Analysis Singapore Updates

How to safeguard your event from a data breach

Event professionals need to strengthen data protection policies and processes to become GDPR and PDPA compliant.

The launch of the General Data Protection Regulations (GDPR) in Europe and stricter rules laid down by the Personal Data Protection Commission this year have raised uncertainties around data protection compliance in the business events industry in Asia.

To mitigate this, the Singapore Association of Convention & Exhibition Organisers & Suppliers (SACEOS) held a knowledge sharing session to help organisations meet their data protection obligations.

The Personal Data Protection Commission (PDPC) announced in August this year that it would be illegal for organisations to collect, use or disclose National Registration Identity Card (NRIC) numbers or make copies of the identity card from 1 September 2019. The updated guidelines under the Personal Data Protection Act (PDPA) address the danger that its misuse could result in crimes like fraud and identity theft.

Organisations that have collected NRIC numbers are encouraged to assess if they need to retain these numbers, and if not, to dispose of them responsibly and in compliance with PDPA’s disposal methods.

Appoint responsible parties

To get started, senior assistant director, publicity & engagement (Data Protection and Innovation Group) of the Info-Communications Media Development Authority (IMDA), Valeriane Toon, advises appointing a dedicated data protection officer (DPO) to safeguard customer information and company resources.

Organisations are free to assess whether the DPO function should be a dedicated responsibility or an additional function within an existing role.
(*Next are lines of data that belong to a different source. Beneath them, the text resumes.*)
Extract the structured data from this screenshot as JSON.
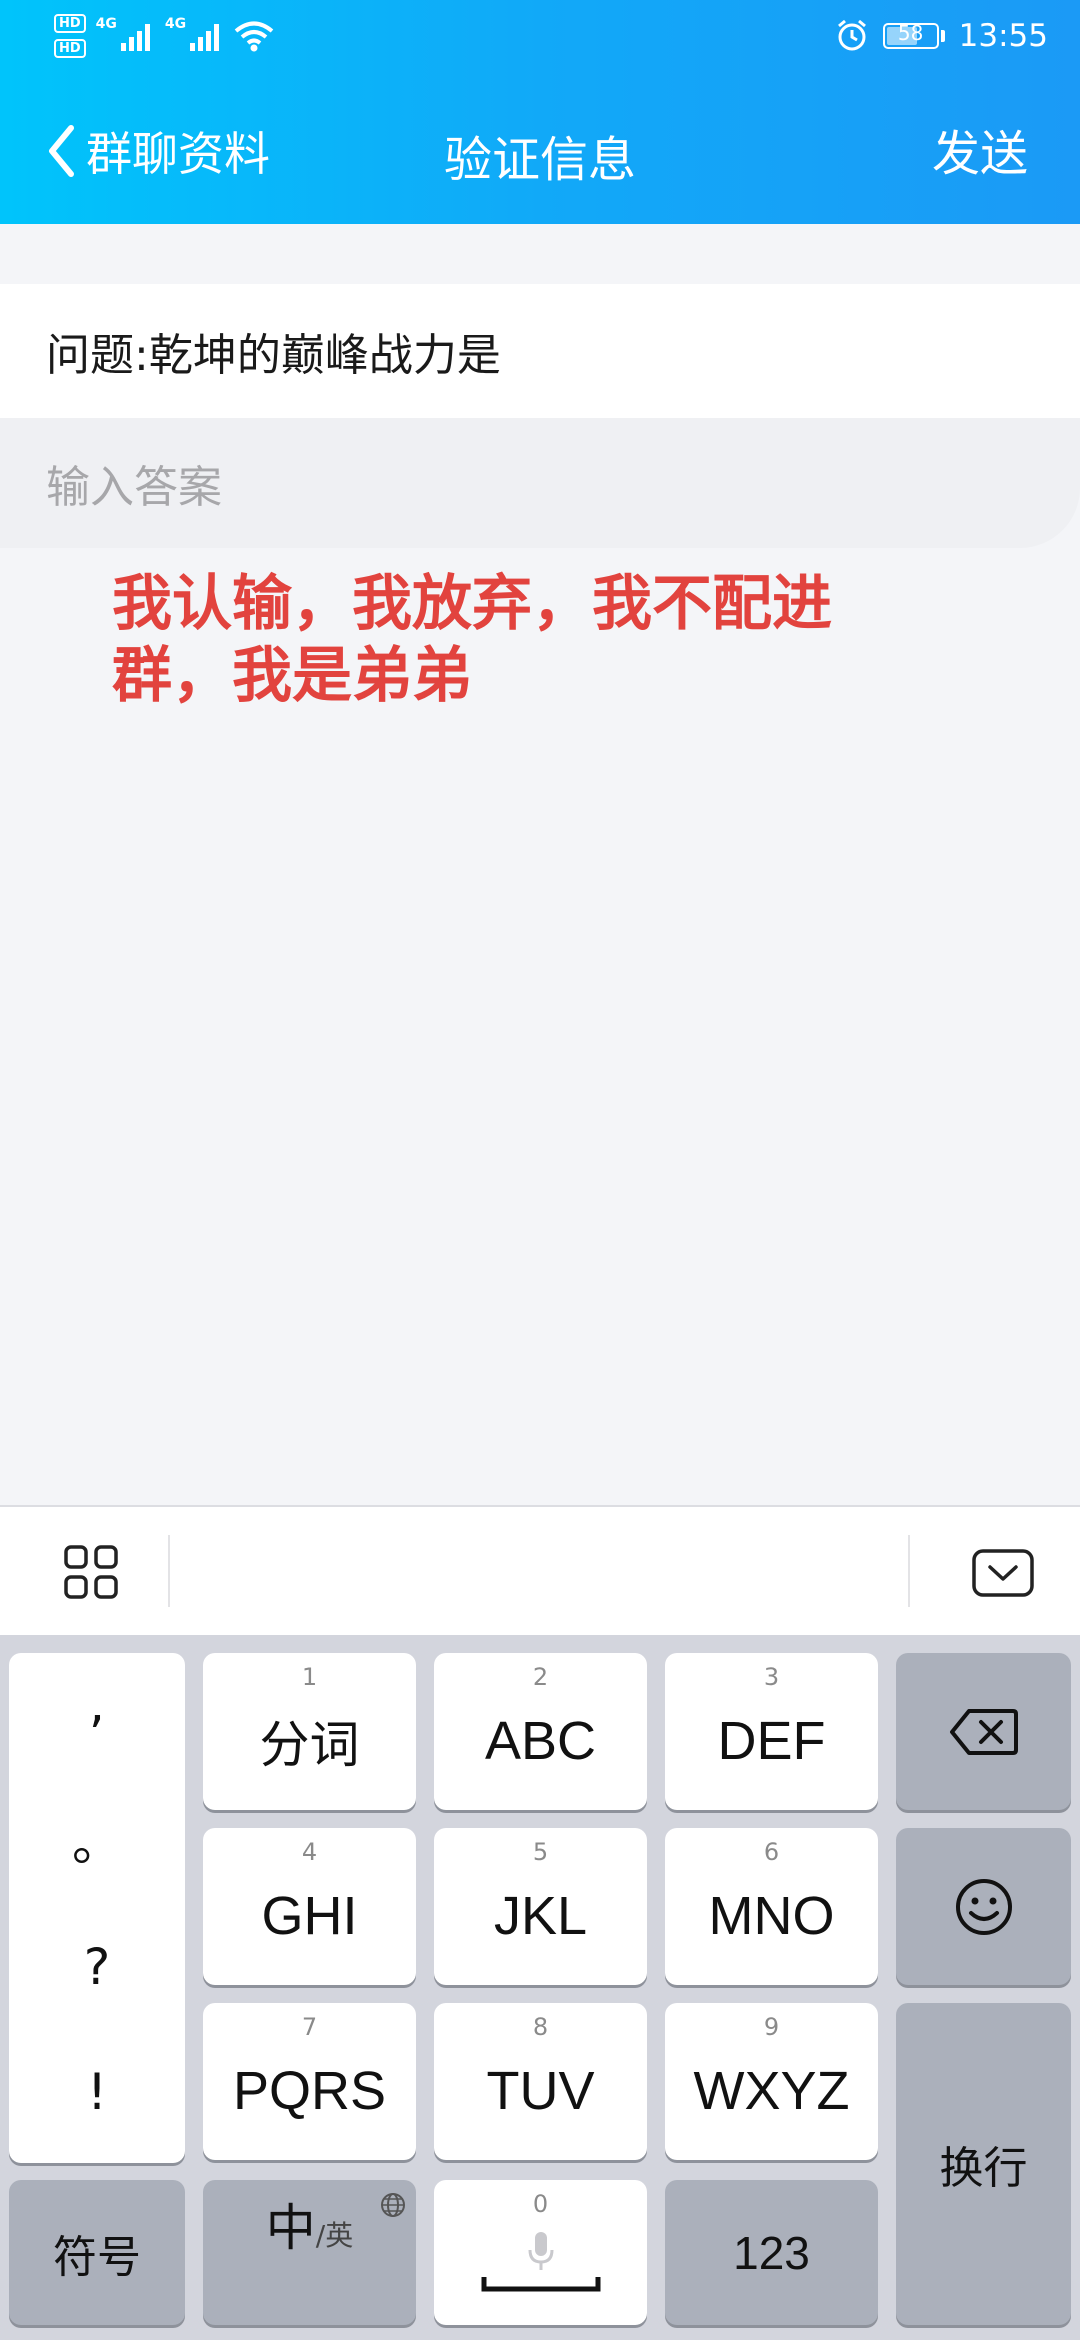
{
  "status_bar": {
    "hd1": "HD",
    "hd2": "HD",
    "net1": "4G",
    "net2": "4G",
    "battery": "58",
    "time": "13:55"
  },
  "nav": {
    "back_label": "群聊资料",
    "title": "验证信息",
    "send_label": "发送"
  },
  "question": "问题:乾坤的巅峰战力是",
  "answer_placeholder": "输入答案",
  "overlay_text": "我认输，我放弃，我不配进群，我是弟弟",
  "keyboard": {
    "punct": [
      ",",
      "。",
      "?",
      "!"
    ],
    "keys": [
      {
        "num": "1",
        "label": "分词"
      },
      {
        "num": "2",
        "label": "ABC"
      },
      {
        "num": "3",
        "label": "DEF"
      },
      {
        "num": "4",
        "label": "GHI"
      },
      {
        "num": "5",
        "label": "JKL"
      },
      {
        "num": "6",
        "label": "MNO"
      },
      {
        "num": "7",
        "label": "PQRS"
      },
      {
        "num": "8",
        "label": "TUV"
      },
      {
        "num": "9",
        "label": "WXYZ"
      }
    ],
    "symbols": "符号",
    "lang_main": "中",
    "lang_alt": "/英",
    "space_num": "0",
    "num_key": "123",
    "enter": "换行"
  },
  "colors": {
    "header_start": "#00c4fb",
    "header_end": "#1b9af6",
    "overlay_red": "#e2433e",
    "background": "#f4f5f8"
  }
}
Once appointed, the DPO can delegate certain responsibilities to other officers.

“In Singapore, it is mandatory to appoint a DPO, so long as the company manages personal data,” Toon says. “The DPO should foster a data protection culture among employees and communicate personal data protection policies to stakeholders – because there is no use in having policies if there are no processes or people supporting them. Policies set the direction. If people are not trained, they are going to mess up the policies.”

She adds: “All parties handling personal data need to come together to provide information so that the data protection officer can create a framework of governance, making sure that the practices are compliant with PDPA.”

Toon advises that when data is shared among event management companies, venues and suppliers, a data controller needs to be appointed and is legally responsible. “He or she will obtain the customers’ consent, establish a reasonable purpose to collect data, inform customers of all the data processes within the business, and ensure that all parties handling the information will follow the data protection policy,” she says.

Support for organisations is available online in the form of a data protection starter kit, advisory guidelines and checklists.

GDPR for European delegates

With the implementation of General Data Protection Regulation (GDPR), what are event companies in Singapore liable for and what do they need to be aware of when European delegates come to Singapore?

Ralph Hendrich, SACEOS honorary treasurer and general manager at Koelnmesse, says that templates and forms can be designed to indicate consent in a way that is GDPR and PDPA complaint.

“What becomes complicated is tracking the act of information,” he says. “The EU says that personal data is like a brand. A delegate can give you information for a specific purpose. But you don’t own this data. I have the right, even in 20 years, to ask you to tell me where is this data, who has this data, and who does what with this data.

“The best way to prevent breach is to use it for a certain purpose and time and then delete it. The company needs to make it very obvious that they asked for consent and secure professional support to get you GDPR compliant for as long as you run your business,” says Hendrich.

Cloud computing can streamline data management

The advent of cloud computing has advanced event technology to a state where integrated event data management and mobility can be achieved via a centralised platform, accessible anytime, anywhere. Not only will it improve event marketing decisions and handling of sensitive information, but it will also ensure that all data touch points are accounted for.